Right from the get-go, I was hooked (as I already mentioned). I enjoyed every page I read, from the clever humor to the prolific story-telling, Bone quickly became one of my favorite reads. I have read reviews where others believe Bone heavily carries many common motifs and cliches found in other fantasy stories, and I can see why they might come to these conclusions. But as "unoriginal" as Bone might appear, I believe Smith, just as with any other author, was inspired enough to borrow from other masterpieces and, in an original fashion, created his own powerful storytelling. Sure, there are the archetypal would-be heroes who don't initially know their own destiny, but it's a joy to watch them grow and have the reader grow with them. It's as Roland Barthes argued in developing the "scriptor," where no author creates his or her own masterpiece out of thin air (at least, not any longer), but rather uses pieces here and there from other literary sources and creates their own original tale.

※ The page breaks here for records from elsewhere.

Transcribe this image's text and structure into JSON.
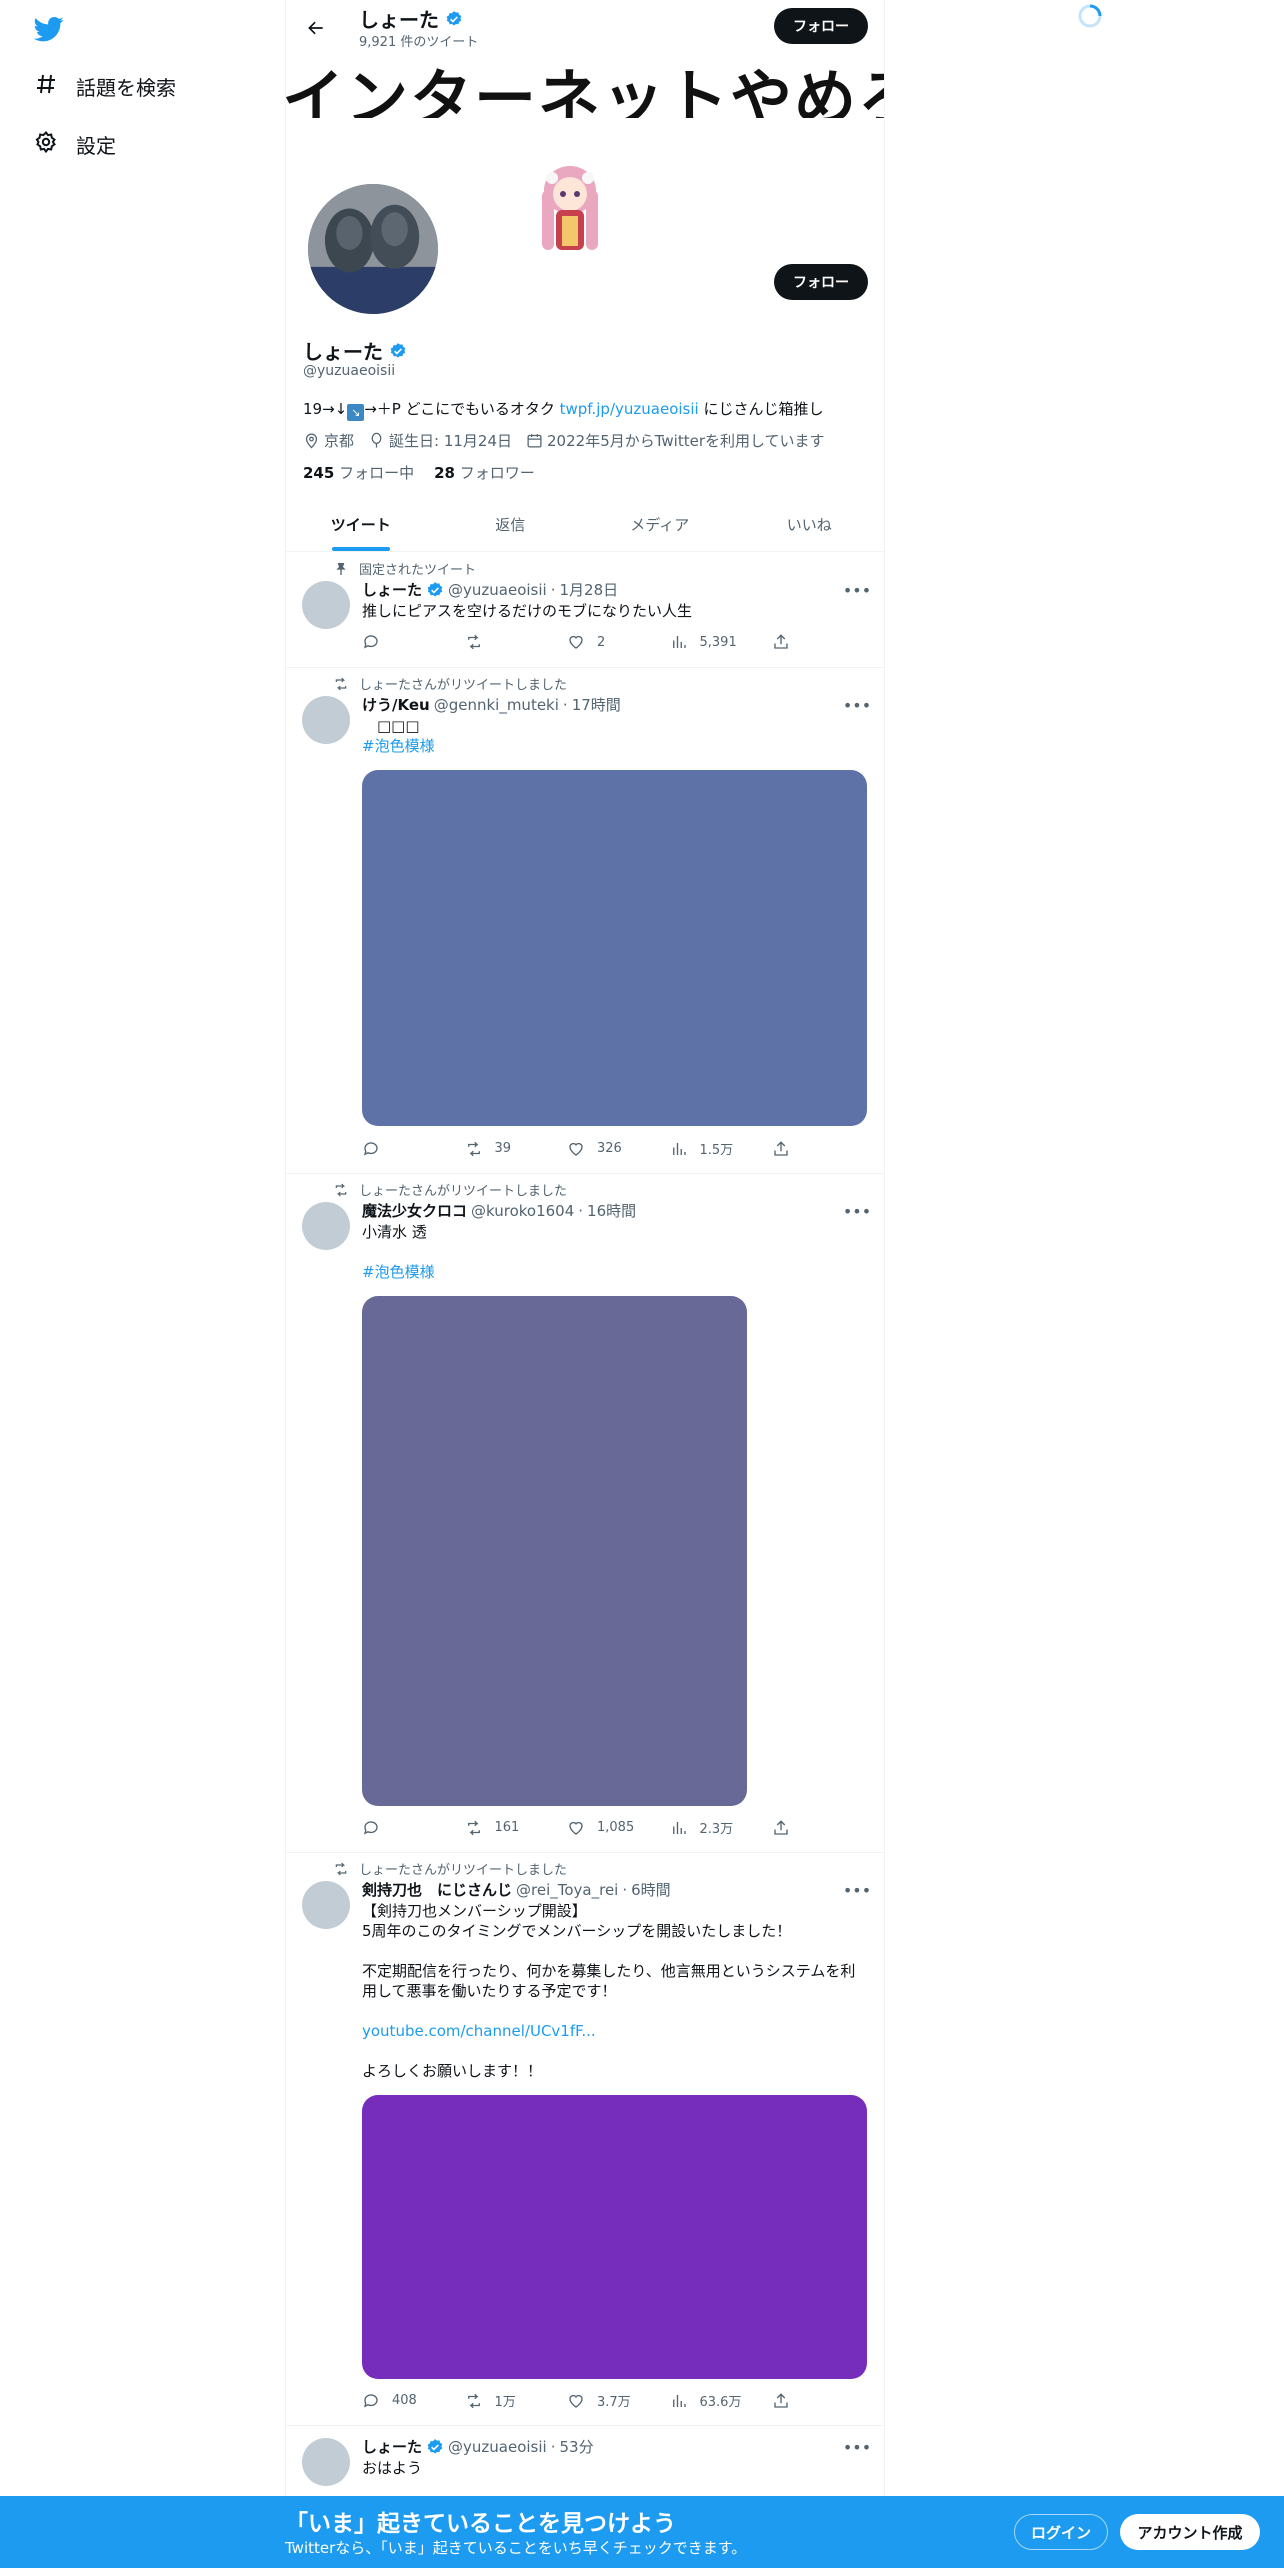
{
  "nav": {
    "explore_label": "話題を検索",
    "settings_label": "設定"
  },
  "header": {
    "name": "しょーた",
    "tweet_count": "9,921 件のツイート",
    "follow_label": "フォロー"
  },
  "banner": {
    "text": "インターネットやめろ"
  },
  "profile": {
    "name": "しょーた",
    "handle": "@yuzuaeoisii",
    "bio_prefix": "19→↓",
    "bio_middle": "→＋P どこにでもいるオタク ",
    "bio_link": "twpf.jp/yuzuaeoisii",
    "bio_suffix": " にじさんじ箱推し",
    "location": "京都",
    "birthday": "誕生日: 11月24日",
    "joined": "2022年5月からTwitterを利用しています",
    "following_count": "245",
    "following_label": "フォロー中",
    "followers_count": "28",
    "followers_label": "フォロワー",
    "follow_label": "フォロー"
  },
  "tabs": [
    "ツイート",
    "返信",
    "メディア",
    "いいね"
  ],
  "tweets": [
    {
      "context": "固定されたツイート",
      "name": "しょーた",
      "handle": "@yuzuaeoisii",
      "time": "1月28日",
      "text": "推しにピアスを空けるだけのモブになりたい人生",
      "reply": "",
      "retweet": "",
      "like": "2",
      "views": "5,391"
    },
    {
      "context": "しょーたさんがリツイートしました",
      "name": "けう/Keu",
      "handle": "@gennki_muteki",
      "time": "17時間",
      "text": "　□□□",
      "hashtag": "#泡色模様",
      "media_color": "#5e72a8",
      "reply": "",
      "retweet": "39",
      "like": "326",
      "views": "1.5万"
    },
    {
      "context": "しょーたさんがリツイートしました",
      "name": "魔法少女クロコ",
      "handle": "@kuroko1604",
      "time": "16時間",
      "text": "小清水 透",
      "hashtag": "#泡色模様",
      "media_color": "#686996",
      "reply": "",
      "retweet": "161",
      "like": "1,085",
      "views": "2.3万"
    },
    {
      "context": "しょーたさんがリツイートしました",
      "name": "剣持刀也　にじさんじ",
      "handle": "@rei_Toya_rei",
      "time": "6時間",
      "text_line1": "【剣持刀也メンバーシップ開設】",
      "text_line2": "5周年のこのタイミングでメンバーシップを開設いたしました！",
      "text_line3": "不定期配信を行ったり、何かを募集したり、他言無用というシステムを利用して悪事を働いたりする予定です！",
      "link": "youtube.com/channel/UCv1fF...",
      "text_line4": "よろしくお願いします！！",
      "media_color": "#772dbb",
      "reply": "408",
      "retweet": "1万",
      "like": "3.7万",
      "views": "63.6万"
    },
    {
      "name": "しょーた",
      "handle": "@yuzuaeoisii",
      "time": "53分",
      "text": "おはよう"
    }
  ],
  "bottom_bar": {
    "title": "「いま」起きていることを見つけよう",
    "subtitle": "Twitterなら、「いま」起きていることをいち早くチェックできます。",
    "login_label": "ログイン",
    "signup_label": "アカウント作成"
  },
  "colors": {
    "accent": "#1d9bf0",
    "text_primary": "#0f1419",
    "text_secondary": "#536471"
  }
}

Smith's animation is some of the best I've seen in any medium. As a huge fan of Calvin and Hobbes, I was quickly enamored with his characters and humor, as both authors have been students of Walt Kelly's Pogo.
I recommend this not only as a graphical joyride, but for anyone who enjoys good stories. Just because it's animated doesn't mean it isn't good literature. I rank this story up there with Lord of the Rings, Narnia and Harry Potter.

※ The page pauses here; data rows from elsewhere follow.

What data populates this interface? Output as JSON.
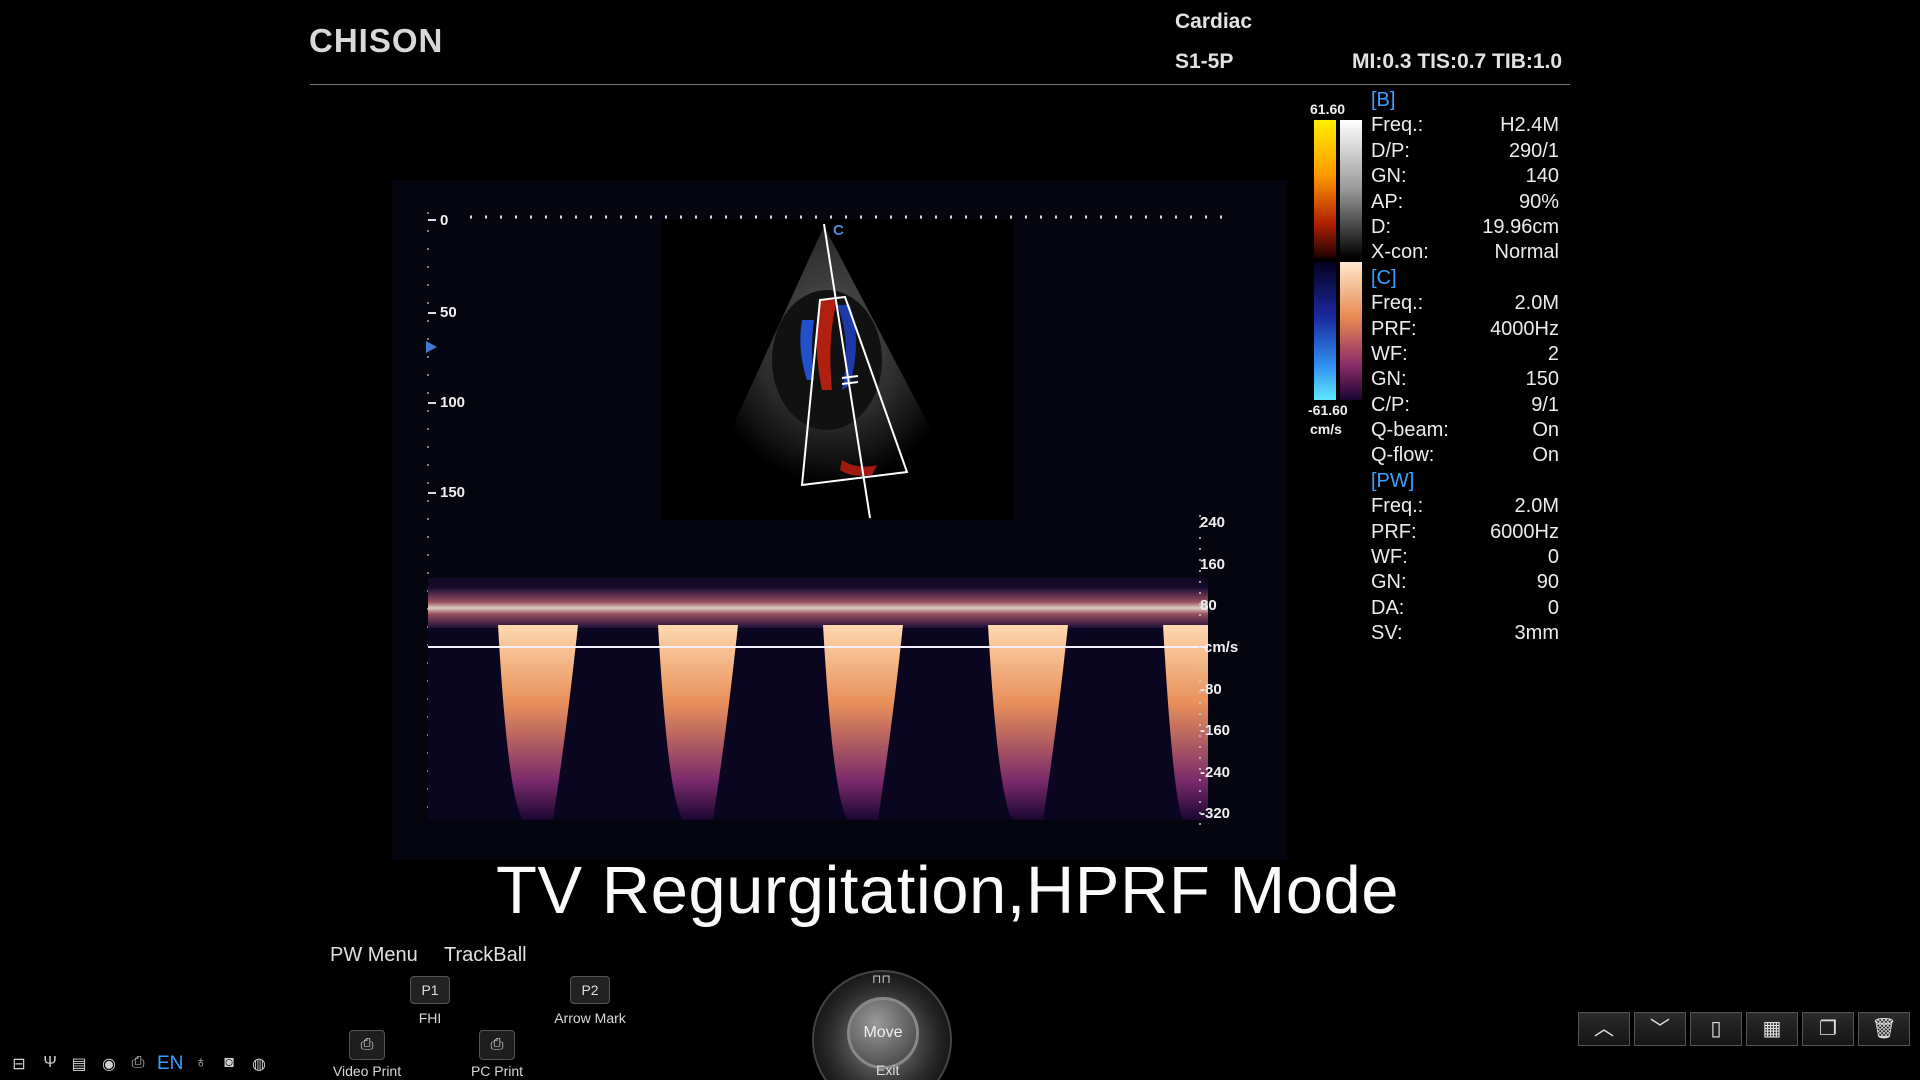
{
  "header": {
    "brand": "CHISON",
    "exam": "Cardiac",
    "probe": "S1-5P",
    "safety": "MI:0.3 TIS:0.7 TIB:1.0"
  },
  "depth_scale": {
    "labels": [
      "0",
      "50",
      "100",
      "150"
    ]
  },
  "velocity_scale": {
    "labels": [
      "240",
      "160",
      "80",
      "cm/s",
      "-80",
      "-160",
      "-240",
      "-320"
    ]
  },
  "sector_label": "C",
  "color_bar": {
    "max": "61.60",
    "min": "-61.60",
    "unit": "cm/s"
  },
  "params": {
    "b_title": "[B]",
    "b": [
      {
        "k": "Freq.:",
        "v": "H2.4M"
      },
      {
        "k": "D/P:",
        "v": "290/1"
      },
      {
        "k": "GN:",
        "v": "140"
      },
      {
        "k": "AP:",
        "v": "90%"
      },
      {
        "k": "D:",
        "v": "19.96cm"
      },
      {
        "k": "X-con:",
        "v": "Normal"
      }
    ],
    "c_title": "[C]",
    "c": [
      {
        "k": "Freq.:",
        "v": "2.0M"
      },
      {
        "k": "PRF:",
        "v": "4000Hz"
      },
      {
        "k": "WF:",
        "v": "2"
      },
      {
        "k": "GN:",
        "v": "150"
      },
      {
        "k": "C/P:",
        "v": "9/1"
      },
      {
        "k": "Q-beam:",
        "v": "On"
      },
      {
        "k": "Q-flow:",
        "v": "On"
      }
    ],
    "pw_title": "[PW]",
    "pw": [
      {
        "k": "Freq.:",
        "v": "2.0M"
      },
      {
        "k": "PRF:",
        "v": "6000Hz"
      },
      {
        "k": "WF:",
        "v": "0"
      },
      {
        "k": "GN:",
        "v": "90"
      },
      {
        "k": "DA:",
        "v": "0"
      },
      {
        "k": "SV:",
        "v": "3mm"
      }
    ]
  },
  "caption": "TV Regurgitation,HPRF Mode",
  "bottom_menu": {
    "menu_title": "PW Menu",
    "trackball_title": "TrackBall",
    "p1_key": "P1",
    "p1_label": "FHI",
    "p2_key": "P2",
    "p2_label": "Arrow Mark",
    "video_print": "Video Print",
    "pc_print": "PC Print",
    "trackball_center": "Move",
    "trackball_exit": "Exit"
  },
  "status_bar": {
    "language": "EN",
    "icons": [
      "network-icon",
      "usb-icon",
      "storage-icon",
      "mouse-icon",
      "printer-icon",
      "language-indicator",
      "probe-icon",
      "dvr-icon",
      "globe-icon"
    ]
  },
  "nav_buttons": [
    {
      "name": "page-up-icon",
      "glyph": "︿"
    },
    {
      "name": "page-down-icon",
      "glyph": "﹀"
    },
    {
      "name": "single-layout-icon",
      "glyph": "▯"
    },
    {
      "name": "quad-layout-icon",
      "glyph": "▦"
    },
    {
      "name": "review-icon",
      "glyph": "❐"
    },
    {
      "name": "delete-icon",
      "glyph": "🗑"
    }
  ]
}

Yes, I just said that.
Others might feel otherwise, but I'll remain firm in my opinion, and cherish Bone as one of my most beloved fictional reads.
Just as an end note, I have the rare, hardcover limited version of Bone: One Volume Edition. It is a wonderfully manufactured piece of literature. From the sturdy covers to the gilded pages, and even the ribbon bookmark, I am the proud owner of one of the highly collectible hardcovers, and believe it's worth every penny. (Since only 2000 were made, they're practically impossible to find; but when one chances to pop up on eBay or some other website, you can be sure it'll be going for a pretty penny.)
Jeff Smith is a brilliant cartoonist. His use of lines captivated and at times surprised me. My children were drawn to every frame, which helped as I read to them in different voices. As always, we loved the Rat Creatures, especially the two runaways...
This was read to my younger kids, so unless you have some serious reservations about fantasy stories, I recommend it even to smaller kids (if read by their parents). My youngest, only 2, was captivated and asked questions about the pictures---loved the dragons and was sad whenever Rose was sad or hurt. We got some of the biggest laughs from watching Grandma and the Great Cow Race.
If you haven't tried this story, you might want to if you love a consistent storyline and a lot of clean humor.